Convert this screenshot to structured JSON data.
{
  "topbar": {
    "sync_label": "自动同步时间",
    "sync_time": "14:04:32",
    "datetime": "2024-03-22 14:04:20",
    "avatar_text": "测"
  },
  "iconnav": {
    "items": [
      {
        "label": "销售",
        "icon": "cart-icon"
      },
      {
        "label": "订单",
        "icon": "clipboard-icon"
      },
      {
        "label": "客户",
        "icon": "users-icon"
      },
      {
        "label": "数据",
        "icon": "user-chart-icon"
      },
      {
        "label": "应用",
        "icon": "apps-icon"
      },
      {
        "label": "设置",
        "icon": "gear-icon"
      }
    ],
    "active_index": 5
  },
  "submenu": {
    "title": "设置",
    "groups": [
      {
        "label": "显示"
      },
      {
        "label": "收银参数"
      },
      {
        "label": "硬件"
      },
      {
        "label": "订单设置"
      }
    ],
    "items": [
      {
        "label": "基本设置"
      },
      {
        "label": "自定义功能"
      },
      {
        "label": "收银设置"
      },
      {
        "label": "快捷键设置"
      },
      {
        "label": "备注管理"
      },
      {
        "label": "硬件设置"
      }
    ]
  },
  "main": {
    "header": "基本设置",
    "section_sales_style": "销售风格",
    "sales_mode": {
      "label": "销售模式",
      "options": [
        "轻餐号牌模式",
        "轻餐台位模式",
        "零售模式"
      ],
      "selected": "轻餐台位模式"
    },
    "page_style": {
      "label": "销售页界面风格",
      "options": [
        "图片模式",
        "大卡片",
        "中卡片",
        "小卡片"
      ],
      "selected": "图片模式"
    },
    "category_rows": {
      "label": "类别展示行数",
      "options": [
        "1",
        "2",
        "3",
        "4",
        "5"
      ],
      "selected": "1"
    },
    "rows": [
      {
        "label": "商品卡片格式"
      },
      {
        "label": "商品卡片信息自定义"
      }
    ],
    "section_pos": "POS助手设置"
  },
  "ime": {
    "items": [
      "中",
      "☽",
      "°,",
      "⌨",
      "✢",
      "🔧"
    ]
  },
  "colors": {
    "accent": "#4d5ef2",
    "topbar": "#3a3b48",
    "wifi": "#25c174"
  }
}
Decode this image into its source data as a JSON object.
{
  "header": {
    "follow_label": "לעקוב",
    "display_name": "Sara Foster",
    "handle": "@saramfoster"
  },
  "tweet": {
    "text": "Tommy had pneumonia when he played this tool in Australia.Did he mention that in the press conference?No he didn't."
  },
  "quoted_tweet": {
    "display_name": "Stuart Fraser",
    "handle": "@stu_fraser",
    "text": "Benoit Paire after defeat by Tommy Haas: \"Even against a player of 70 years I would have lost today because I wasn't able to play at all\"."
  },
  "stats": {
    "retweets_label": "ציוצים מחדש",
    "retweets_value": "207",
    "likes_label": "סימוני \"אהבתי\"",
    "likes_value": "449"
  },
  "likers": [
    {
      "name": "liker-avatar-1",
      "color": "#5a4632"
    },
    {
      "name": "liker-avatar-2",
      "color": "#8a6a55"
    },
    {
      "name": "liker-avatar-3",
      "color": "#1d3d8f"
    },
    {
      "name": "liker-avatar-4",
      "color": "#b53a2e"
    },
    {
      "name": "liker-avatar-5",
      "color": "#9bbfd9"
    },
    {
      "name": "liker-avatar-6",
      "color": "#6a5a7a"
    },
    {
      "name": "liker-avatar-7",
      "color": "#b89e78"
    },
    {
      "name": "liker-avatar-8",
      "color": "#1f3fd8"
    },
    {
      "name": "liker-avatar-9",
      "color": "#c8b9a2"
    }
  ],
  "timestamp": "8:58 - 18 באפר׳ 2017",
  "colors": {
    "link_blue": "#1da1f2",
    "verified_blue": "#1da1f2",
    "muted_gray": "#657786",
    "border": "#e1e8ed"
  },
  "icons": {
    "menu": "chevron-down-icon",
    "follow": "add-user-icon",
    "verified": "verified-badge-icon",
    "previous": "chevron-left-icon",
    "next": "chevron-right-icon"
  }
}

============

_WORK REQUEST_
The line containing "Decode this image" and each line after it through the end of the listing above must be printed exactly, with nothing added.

_SOLUTION TO THE EXERCISE_
Decode this image into its source data as a JSON object.
{
  "header": {
    "follow_label": "לעקוב",
    "display_name": "Sara Foster",
    "handle": "@saramfoster"
  },
  "tweet": {
    "text": "Tommy had pneumonia when he played this tool in Australia.Did he mention that in the press conference?No he didn't."
  },
  "quoted_tweet": {
    "display_name": "Stuart Fraser",
    "handle": "@stu_fraser",
    "text": "Benoit Paire after defeat by Tommy Haas: \"Even against a player of 70 years I would have lost today because I wasn't able to play at all\"."
  },
  "stats": {
    "retweets_label": "ציוצים מחדש",
    "retweets_value": "207",
    "likes_label": "סימוני \"אהבתי\"",
    "likes_value": "449"
  },
  "likers": [
    {
      "name": "liker-avatar-1",
      "color": "#5a4632"
    },
    {
      "name": "liker-avatar-2",
      "color": "#8a6a55"
    },
    {
      "name": "liker-avatar-3",
      "color": "#1d3d8f"
    },
    {
      "name": "liker-avatar-4",
      "color": "#b53a2e"
    },
    {
      "name": "liker-avatar-5",
      "color": "#9bbfd9"
    },
    {
      "name": "liker-avatar-6",
      "color": "#6a5a7a"
    },
    {
      "name": "liker-avatar-7",
      "color": "#b89e78"
    },
    {
      "name": "liker-avatar-8",
      "color": "#1f3fd8"
    },
    {
      "name": "liker-avatar-9",
      "color": "#c8b9a2"
    }
  ],
  "timestamp": "8:58 - 18 באפר׳ 2017",
  "colors": {
    "link_blue": "#1da1f2",
    "verified_blue": "#1da1f2",
    "muted_gray": "#657786",
    "border": "#e1e8ed"
  },
  "icons": {
    "menu": "chevron-down-icon",
    "follow": "add-user-icon",
    "verified": "verified-badge-icon",
    "previous": "chevron-left-icon",
    "next": "chevron-right-icon"
  }
}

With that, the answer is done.